If some is good, more is better. That seems like a bizarre tenet from which to operate in an era of uncertainty and self-consciousness. But synthpop is fast becoming the last refuge of the conspicuous consumer — a genre where excess isn’t just rewarded, it’s an organizing methodology. It is within that world that Brooklyn-via-South-Africa musician Jean-Philip Grobler returns with his second LP as St. Lucia: Matter, an exploration of the limits of decadence in what might be the last days of over-indulgent pop.
Grobler has gained moderate renown for his weightless synth arrangements, the kind of music colored exclusively in shades of turquoise. St. Lucia proved an apt moniker for early singles like “All Eyes on You”, in which swirling synths spun in eddies of big drums and memorable hooks. It was beach music for the city, like a four-minute-long Corona commercial. Neon Gold, the label that broke Passion Pit and Ellie Goulding, signed Grobler and released his first EP and LP, the latter under a relationship with Columbia Records. Passion Pit in particular hangs gargantuan over St. Lucia, and in fact the entire discourse of synthpop in the past decade. They’re the rare band that could name an LP Gossamer and fulfill it perfectly. With Matter, Grobler tries to follow their pattern, in all the excess, brilliance, and terror.

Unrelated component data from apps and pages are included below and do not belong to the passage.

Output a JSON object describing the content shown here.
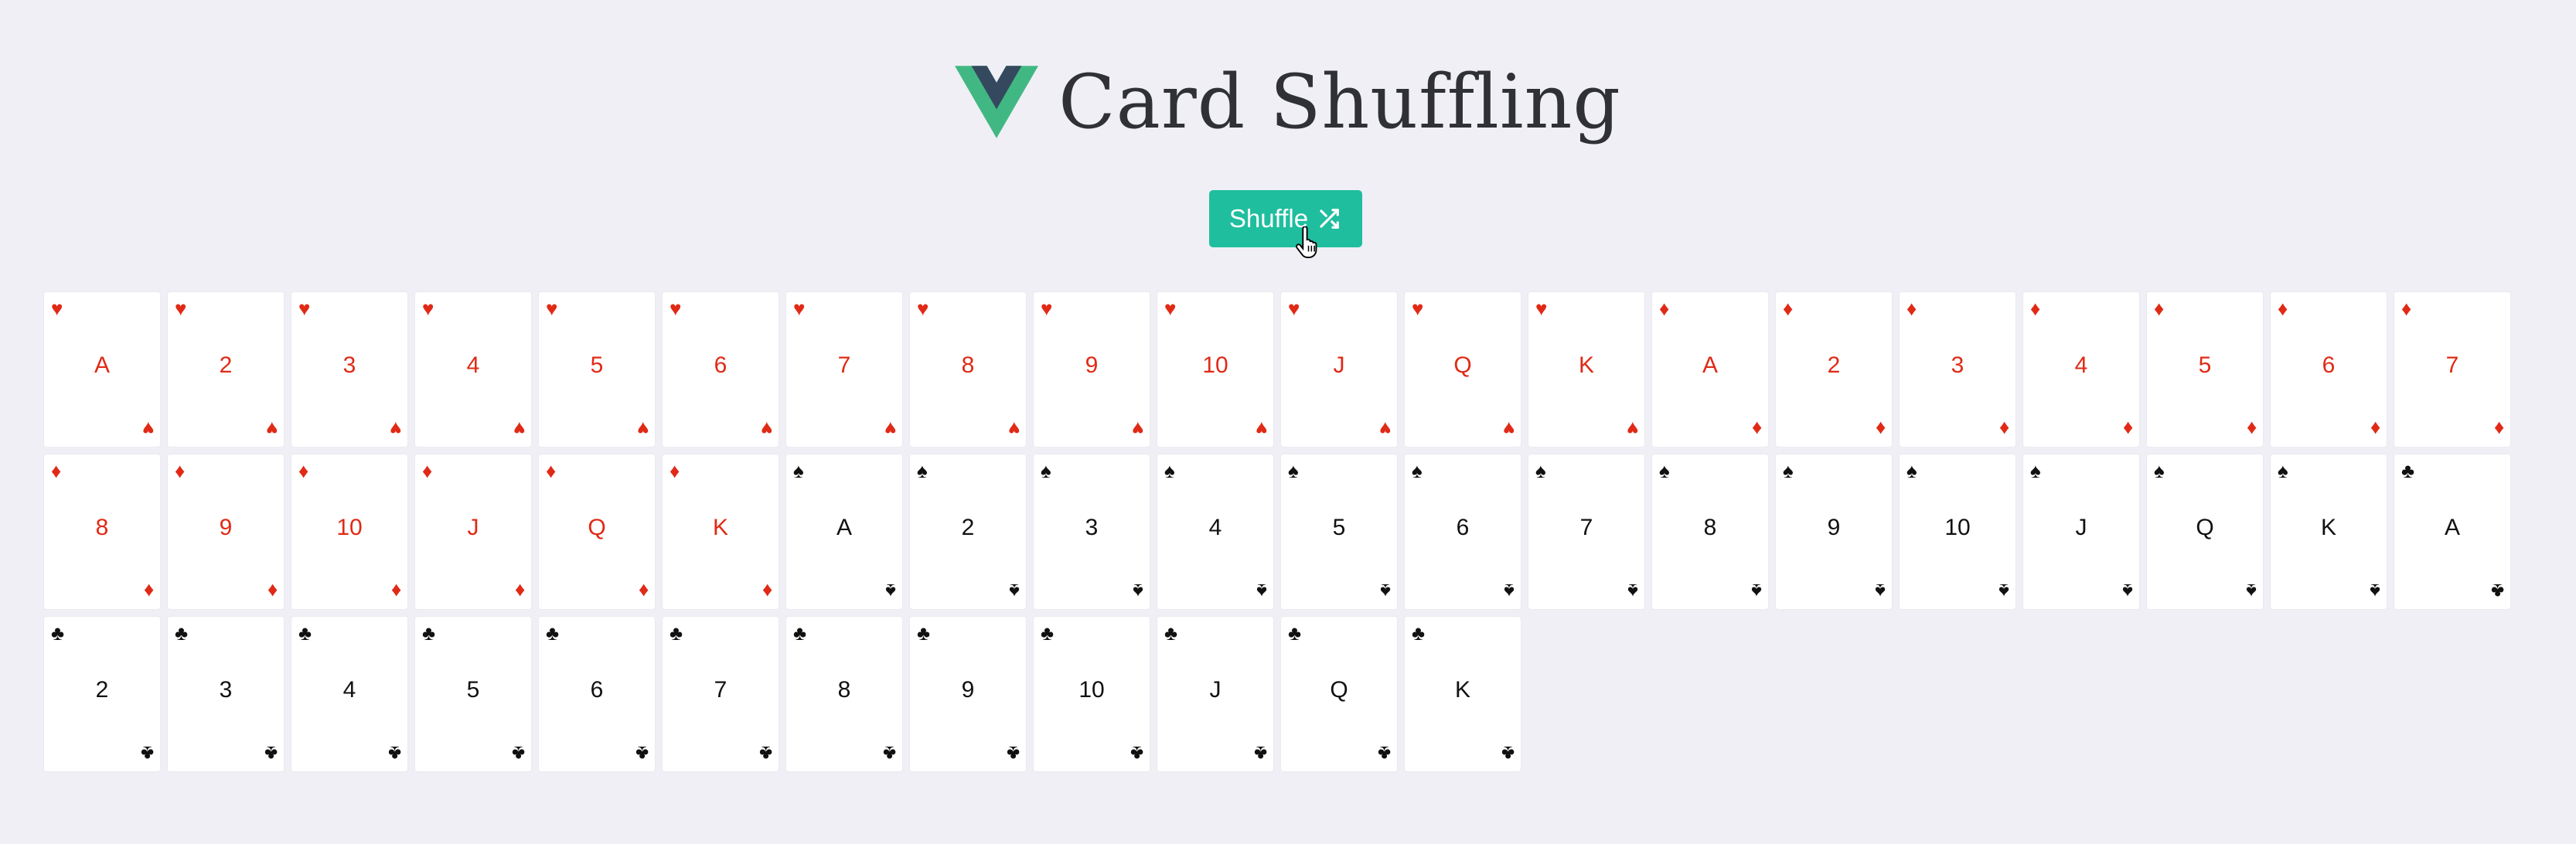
{
  "header": {
    "title": "Card Shuffling",
    "logo_icon": "vue-logo-icon",
    "logo_colors": {
      "outer": "#41b883",
      "inner": "#35495e"
    }
  },
  "toolbar": {
    "shuffle_label": "Shuffle",
    "shuffle_icon": "shuffle-icon",
    "button_color": "#1fbe9e"
  },
  "colors": {
    "background": "#efeff5",
    "red_suit": "#e02a16",
    "black_suit": "#111111"
  },
  "deck": [
    {
      "rank": "A",
      "suit": "♥",
      "suit_name": "hearts",
      "color": "red"
    },
    {
      "rank": "2",
      "suit": "♥",
      "suit_name": "hearts",
      "color": "red"
    },
    {
      "rank": "3",
      "suit": "♥",
      "suit_name": "hearts",
      "color": "red"
    },
    {
      "rank": "4",
      "suit": "♥",
      "suit_name": "hearts",
      "color": "red"
    },
    {
      "rank": "5",
      "suit": "♥",
      "suit_name": "hearts",
      "color": "red"
    },
    {
      "rank": "6",
      "suit": "♥",
      "suit_name": "hearts",
      "color": "red"
    },
    {
      "rank": "7",
      "suit": "♥",
      "suit_name": "hearts",
      "color": "red"
    },
    {
      "rank": "8",
      "suit": "♥",
      "suit_name": "hearts",
      "color": "red"
    },
    {
      "rank": "9",
      "suit": "♥",
      "suit_name": "hearts",
      "color": "red"
    },
    {
      "rank": "10",
      "suit": "♥",
      "suit_name": "hearts",
      "color": "red"
    },
    {
      "rank": "J",
      "suit": "♥",
      "suit_name": "hearts",
      "color": "red"
    },
    {
      "rank": "Q",
      "suit": "♥",
      "suit_name": "hearts",
      "color": "red"
    },
    {
      "rank": "K",
      "suit": "♥",
      "suit_name": "hearts",
      "color": "red"
    },
    {
      "rank": "A",
      "suit": "♦",
      "suit_name": "diamonds",
      "color": "red"
    },
    {
      "rank": "2",
      "suit": "♦",
      "suit_name": "diamonds",
      "color": "red"
    },
    {
      "rank": "3",
      "suit": "♦",
      "suit_name": "diamonds",
      "color": "red"
    },
    {
      "rank": "4",
      "suit": "♦",
      "suit_name": "diamonds",
      "color": "red"
    },
    {
      "rank": "5",
      "suit": "♦",
      "suit_name": "diamonds",
      "color": "red"
    },
    {
      "rank": "6",
      "suit": "♦",
      "suit_name": "diamonds",
      "color": "red"
    },
    {
      "rank": "7",
      "suit": "♦",
      "suit_name": "diamonds",
      "color": "red"
    },
    {
      "rank": "8",
      "suit": "♦",
      "suit_name": "diamonds",
      "color": "red"
    },
    {
      "rank": "9",
      "suit": "♦",
      "suit_name": "diamonds",
      "color": "red"
    },
    {
      "rank": "10",
      "suit": "♦",
      "suit_name": "diamonds",
      "color": "red"
    },
    {
      "rank": "J",
      "suit": "♦",
      "suit_name": "diamonds",
      "color": "red"
    },
    {
      "rank": "Q",
      "suit": "♦",
      "suit_name": "diamonds",
      "color": "red"
    },
    {
      "rank": "K",
      "suit": "♦",
      "suit_name": "diamonds",
      "color": "red"
    },
    {
      "rank": "A",
      "suit": "♠",
      "suit_name": "spades",
      "color": "black"
    },
    {
      "rank": "2",
      "suit": "♠",
      "suit_name": "spades",
      "color": "black"
    },
    {
      "rank": "3",
      "suit": "♠",
      "suit_name": "spades",
      "color": "black"
    },
    {
      "rank": "4",
      "suit": "♠",
      "suit_name": "spades",
      "color": "black"
    },
    {
      "rank": "5",
      "suit": "♠",
      "suit_name": "spades",
      "color": "black"
    },
    {
      "rank": "6",
      "suit": "♠",
      "suit_name": "spades",
      "color": "black"
    },
    {
      "rank": "7",
      "suit": "♠",
      "suit_name": "spades",
      "color": "black"
    },
    {
      "rank": "8",
      "suit": "♠",
      "suit_name": "spades",
      "color": "black"
    },
    {
      "rank": "9",
      "suit": "♠",
      "suit_name": "spades",
      "color": "black"
    },
    {
      "rank": "10",
      "suit": "♠",
      "suit_name": "spades",
      "color": "black"
    },
    {
      "rank": "J",
      "suit": "♠",
      "suit_name": "spades",
      "color": "black"
    },
    {
      "rank": "Q",
      "suit": "♠",
      "suit_name": "spades",
      "color": "black"
    },
    {
      "rank": "K",
      "suit": "♠",
      "suit_name": "spades",
      "color": "black"
    },
    {
      "rank": "A",
      "suit": "♣",
      "suit_name": "clubs",
      "color": "black"
    },
    {
      "rank": "2",
      "suit": "♣",
      "suit_name": "clubs",
      "color": "black"
    },
    {
      "rank": "3",
      "suit": "♣",
      "suit_name": "clubs",
      "color": "black"
    },
    {
      "rank": "4",
      "suit": "♣",
      "suit_name": "clubs",
      "color": "black"
    },
    {
      "rank": "5",
      "suit": "♣",
      "suit_name": "clubs",
      "color": "black"
    },
    {
      "rank": "6",
      "suit": "♣",
      "suit_name": "clubs",
      "color": "black"
    },
    {
      "rank": "7",
      "suit": "♣",
      "suit_name": "clubs",
      "color": "black"
    },
    {
      "rank": "8",
      "suit": "♣",
      "suit_name": "clubs",
      "color": "black"
    },
    {
      "rank": "9",
      "suit": "♣",
      "suit_name": "clubs",
      "color": "black"
    },
    {
      "rank": "10",
      "suit": "♣",
      "suit_name": "clubs",
      "color": "black"
    },
    {
      "rank": "J",
      "suit": "♣",
      "suit_name": "clubs",
      "color": "black"
    },
    {
      "rank": "Q",
      "suit": "♣",
      "suit_name": "clubs",
      "color": "black"
    },
    {
      "rank": "K",
      "suit": "♣",
      "suit_name": "clubs",
      "color": "black"
    }
  ]
}
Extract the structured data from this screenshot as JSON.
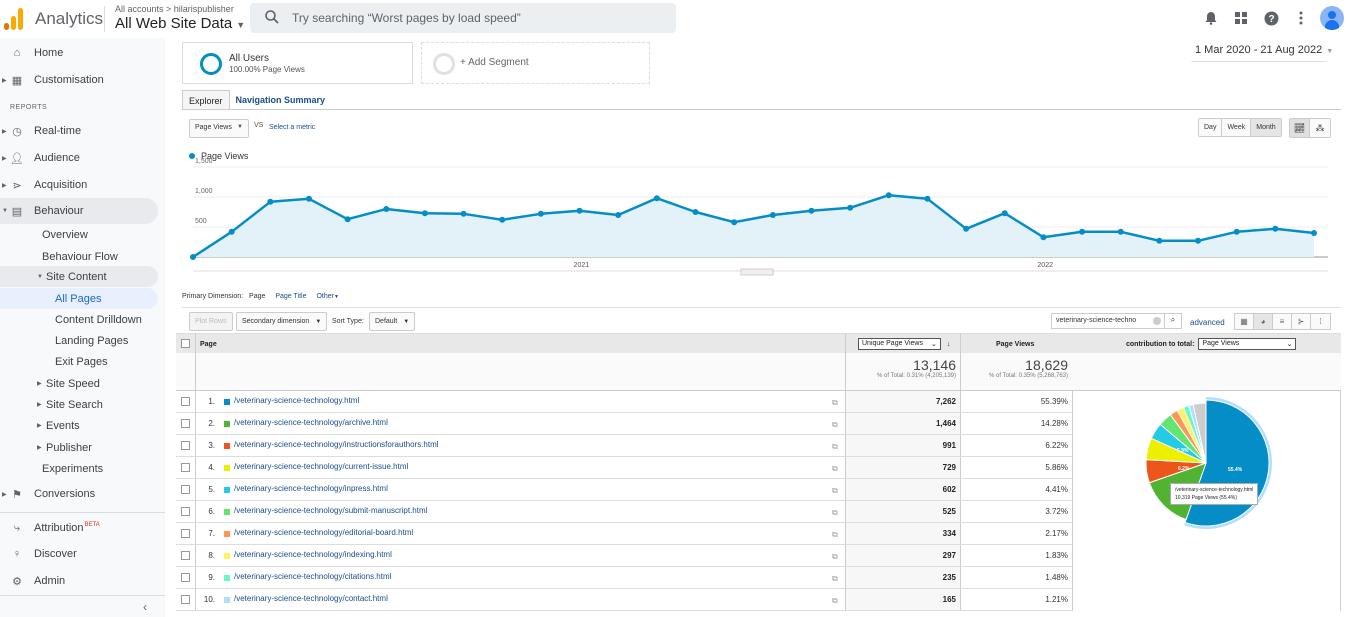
{
  "header": {
    "app_name": "Analytics",
    "account_breadcrumb": "All accounts > hilarispublisher",
    "view_name": "All Web Site Data",
    "search_placeholder": "Try searching “Worst pages by load speed”",
    "icons": [
      "bell-icon",
      "apps-grid-icon",
      "help-icon",
      "more-vert-icon",
      "account-avatar"
    ]
  },
  "sidebar": {
    "reports_label": "REPORTS",
    "items": [
      {
        "label": "Home",
        "icon": "home-icon"
      },
      {
        "label": "Customisation",
        "icon": "dashboard-icon"
      },
      {
        "label": "Real-time",
        "icon": "clock-icon"
      },
      {
        "label": "Audience",
        "icon": "person-icon"
      },
      {
        "label": "Acquisition",
        "icon": "acquisition-icon"
      },
      {
        "label": "Behaviour",
        "icon": "behaviour-icon"
      },
      {
        "label": "Conversions",
        "icon": "flag-icon"
      },
      {
        "label": "Attribution",
        "icon": "attribution-icon",
        "badge": "BETA"
      },
      {
        "label": "Discover",
        "icon": "lightbulb-icon"
      },
      {
        "label": "Admin",
        "icon": "gear-icon"
      }
    ],
    "behaviour_sub": [
      "Overview",
      "Behaviour Flow",
      "Site Content"
    ],
    "site_content_sub": [
      "All Pages",
      "Content Drilldown",
      "Landing Pages",
      "Exit Pages"
    ],
    "behaviour_more": [
      "Site Speed",
      "Site Search",
      "Events",
      "Publisher",
      "Experiments"
    ]
  },
  "segments": {
    "active": {
      "title": "All Users",
      "subtitle": "100.00% Page Views"
    },
    "add_label": "+ Add Segment"
  },
  "date_range": "1 Mar 2020 - 21 Aug 2022",
  "tabs": [
    "Explorer",
    "Navigation Summary"
  ],
  "chart_controls": {
    "metric": "Page Views",
    "vs": "VS",
    "select_metric": "Select a metric",
    "granularity": [
      "Day",
      "Week",
      "Month"
    ],
    "selected_granularity": "Month"
  },
  "chart_data": {
    "type": "line",
    "title": "",
    "series": [
      {
        "name": "Page Views",
        "color": "#058dc7",
        "values": [
          0,
          420,
          920,
          970,
          630,
          800,
          730,
          720,
          620,
          720,
          770,
          700,
          980,
          750,
          580,
          700,
          770,
          820,
          1030,
          970,
          470,
          730,
          330,
          420,
          420,
          270,
          270,
          420,
          470,
          400
        ]
      }
    ],
    "x": [
      "Mar 2020",
      "Apr 2020",
      "May 2020",
      "Jun 2020",
      "Jul 2020",
      "Aug 2020",
      "Sep 2020",
      "Oct 2020",
      "Nov 2020",
      "Dec 2020",
      "Jan 2021",
      "Feb 2021",
      "Mar 2021",
      "Apr 2021",
      "May 2021",
      "Jun 2021",
      "Jul 2021",
      "Aug 2021",
      "Sep 2021",
      "Oct 2021",
      "Nov 2021",
      "Dec 2021",
      "Jan 2022",
      "Feb 2022",
      "Mar 2022",
      "Apr 2022",
      "May 2022",
      "Jun 2022",
      "Jul 2022",
      "Aug 2022"
    ],
    "x_tick_labels": [
      {
        "label": "2021",
        "index": 10
      },
      {
        "label": "2022",
        "index": 22
      }
    ],
    "y_ticks": [
      "500",
      "1,000",
      "1,500"
    ],
    "ylim": [
      0,
      1500
    ],
    "xlabel": "",
    "ylabel": "",
    "grid": true,
    "legend": "top-left"
  },
  "dimension": {
    "label": "Primary Dimension:",
    "current": "Page",
    "options": [
      "Page Title",
      "Other"
    ]
  },
  "table_toolbar": {
    "plot_rows": "Plot Rows",
    "secondary_dimension": "Secondary dimension",
    "sort_type_label": "Sort Type:",
    "sort_type": "Default",
    "filter_value": "veterinary-science-techno",
    "advanced": "advanced"
  },
  "table": {
    "columns": {
      "page": "Page",
      "unique_page_views": "Unique Page Views",
      "page_views": "Page Views",
      "contribution_label": "contribution to total:",
      "contribution_metric": "Page Views"
    },
    "totals": {
      "unique_page_views": "13,146",
      "unique_page_views_pct": "% of Total: 0.31% (4,205,139)",
      "page_views": "18,629",
      "page_views_pct": "% of Total: 0.35% (5,268,763)"
    },
    "rows": [
      {
        "rank": "1.",
        "page": "/veterinary-science-technology.html",
        "color": "#058dc7",
        "unique_page_views": "7,262",
        "contribution": "55.39%",
        "share": 55.39
      },
      {
        "rank": "2.",
        "page": "/veterinary-science-technology/archive.html",
        "color": "#50b432",
        "unique_page_views": "1,464",
        "contribution": "14.28%",
        "share": 14.28
      },
      {
        "rank": "3.",
        "page": "/veterinary-science-technology/instructionsforauthors.html",
        "color": "#ed561b",
        "unique_page_views": "991",
        "contribution": "6.22%",
        "share": 6.22
      },
      {
        "rank": "4.",
        "page": "/veterinary-science-technology/current-issue.html",
        "color": "#edef00",
        "unique_page_views": "729",
        "contribution": "5.86%",
        "share": 5.86
      },
      {
        "rank": "5.",
        "page": "/veterinary-science-technology/inpress.html",
        "color": "#24cbe5",
        "unique_page_views": "602",
        "contribution": "4.41%",
        "share": 4.41
      },
      {
        "rank": "6.",
        "page": "/veterinary-science-technology/submit-manuscript.html",
        "color": "#64e572",
        "unique_page_views": "525",
        "contribution": "3.72%",
        "share": 3.72
      },
      {
        "rank": "7.",
        "page": "/veterinary-science-technology/editorial-board.html",
        "color": "#ff9655",
        "unique_page_views": "334",
        "contribution": "2.17%",
        "share": 2.17
      },
      {
        "rank": "8.",
        "page": "/veterinary-science-technology/indexing.html",
        "color": "#fff263",
        "unique_page_views": "297",
        "contribution": "1.83%",
        "share": 1.83
      },
      {
        "rank": "9.",
        "page": "/veterinary-science-technology/citations.html",
        "color": "#6af9c4",
        "unique_page_views": "235",
        "contribution": "1.48%",
        "share": 1.48
      },
      {
        "rank": "10.",
        "page": "/veterinary-science-technology/contact.html",
        "color": "#b2deff",
        "unique_page_views": "165",
        "contribution": "1.21%",
        "share": 1.21
      }
    ],
    "other_share_color": "#cccccc",
    "pie_labels": [
      "55.4%",
      "6.2%",
      "5.9%"
    ],
    "pie_tooltip": {
      "line1": "/veterinary-science-technology.html",
      "line2": "10,319 Page Views (55.4%)"
    }
  }
}
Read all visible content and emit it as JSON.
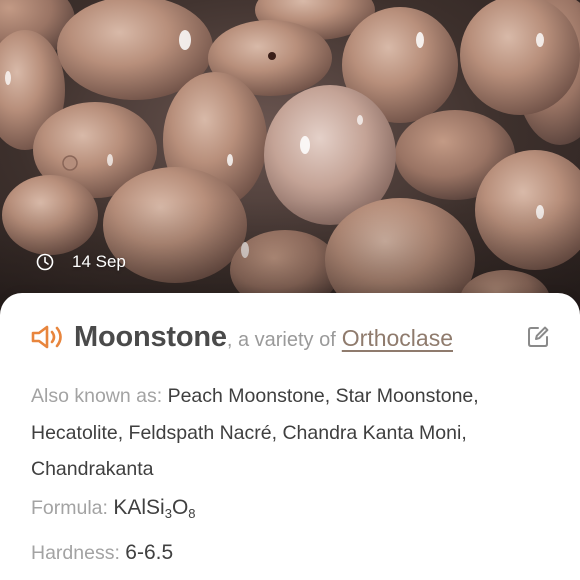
{
  "photo": {
    "icon": "clock-icon",
    "date": "14 Sep"
  },
  "card": {
    "speaker_icon": "speaker-icon",
    "accent_color": "#e8853d",
    "name": "Moonstone",
    "variety_text": ", a variety of",
    "parent_mineral": "Orthoclase",
    "edit_icon": "edit-icon",
    "also_known_as": {
      "label": "Also known as:",
      "value": "Peach Moonstone, Star Moonstone, Hecatolite, Feldspath Nacré, Chandra Kanta Moni, Chandrakanta"
    },
    "formula": {
      "label": "Formula:",
      "prefix": "KAlSi",
      "sub1": "3",
      "mid": "O",
      "sub2": "8"
    },
    "hardness": {
      "label": "Hardness:",
      "value": "6-6.5"
    }
  }
}
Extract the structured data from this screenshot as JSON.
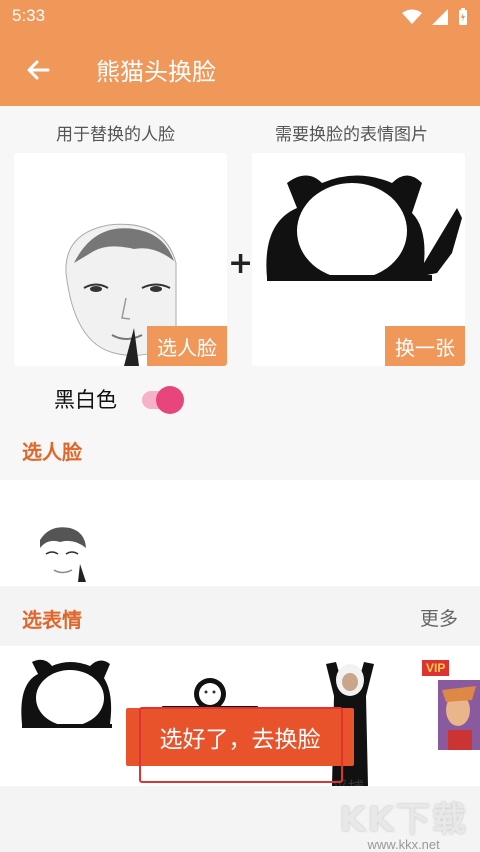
{
  "status_bar": {
    "time": "5:33"
  },
  "toolbar": {
    "title": "熊猫头换脸"
  },
  "compare": {
    "left_label": "用于替换的人脸",
    "right_label": "需要换脸的表情图片",
    "plus": "+",
    "select_face_button": "选人脸",
    "change_button": "换一张"
  },
  "bw_toggle": {
    "label": "黑白色",
    "on": true
  },
  "sections": {
    "select_face": "选人脸",
    "select_expression": "选表情",
    "more": "更多"
  },
  "expressions": {
    "vip_badge": "VIP",
    "caption_partial": "…采捕…"
  },
  "cta": {
    "label": "选好了，去换脸"
  },
  "watermark": {
    "big": "KK下载",
    "small": "www.kkx.net"
  },
  "colors": {
    "accent": "#f0975a",
    "section_title": "#e0662c",
    "cta": "#e8532c",
    "switch_on": "#e8457c"
  }
}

On lead track “Do You Remember”, Grobler sets an ebullient keyboard loop against booming synthesizer blasts. Motoring along toward one of those cloud-clearing choruses to which most St. Lucia songs aspire, this one arrives at a chanting hook modulating between a few pitches, a gesture inspired by Top 40 radio even if it will never play there. Creeping commercial cynicism hangs everywhere in the album’s grandiose optimism. On the bizarrely anti-intellectual “Dancing on Glass”, Grobler wonders “How long ‘til we learn dancing is dangerous?” The chorus surges with a familiar impulse, fists raised to the sky like a John Hughes movie climax 30 years too late, in which everyone is conventionally attractive, happy, and rich.
By the time the yelping and propulsive “Physical” arrives at track four, Matter has already become exhausting. Grobler spends a good portion of the track yelling “Phys-phys-phys-physical” at the listener, a line that works in describing both his desire to move you and the degree to which it can all be tiresome. The song builds layer upon layer, creating a richness that isn’t quite depth. When the chorus hits, a vocal loop that sounds like a police siren arrives with it. If it isn’t gilding the lily, it’s certainly bedazzling the shit out of it. On the six-and-a-half-minute “Rescue Me”, an unintentional and biting double entendre, listeners are treated to a post-modern traipse through recent pop history: The synth stabs and chord resolutions are lifted from “Thriller”, the melody is “Addicted to Love”, and the back-beat is cut straight from Frankie Goes To Hollywood’s “Relax”. It’s dense and hypnotic; it feels endless and not at all relaxing. Any of these songs in isolation might be enjoyable, but as a collection, they’re nearly nausea-inducing.
St. Lucia shows a modicum of range on the snapping slow-jam “Love Somebody”, but the damage of bloated arrangements has already been done. Committed to maximalism, it’s hard to picture to which (if any) impulses Grobler said no to when composing Matter. The album possesses a powerful if misplaced optimism. Even the title operates on two levels, substance mixing with a crushing desire to mean something to someone. The world Grobler crafts on Matter isn’t colored with the iridescent shades of blue from his early career; it is now a palate so bright and garish that it hurts the eyes.
Essential Tracks: “Do You Remember”, “Love Somebody”, and “Physical”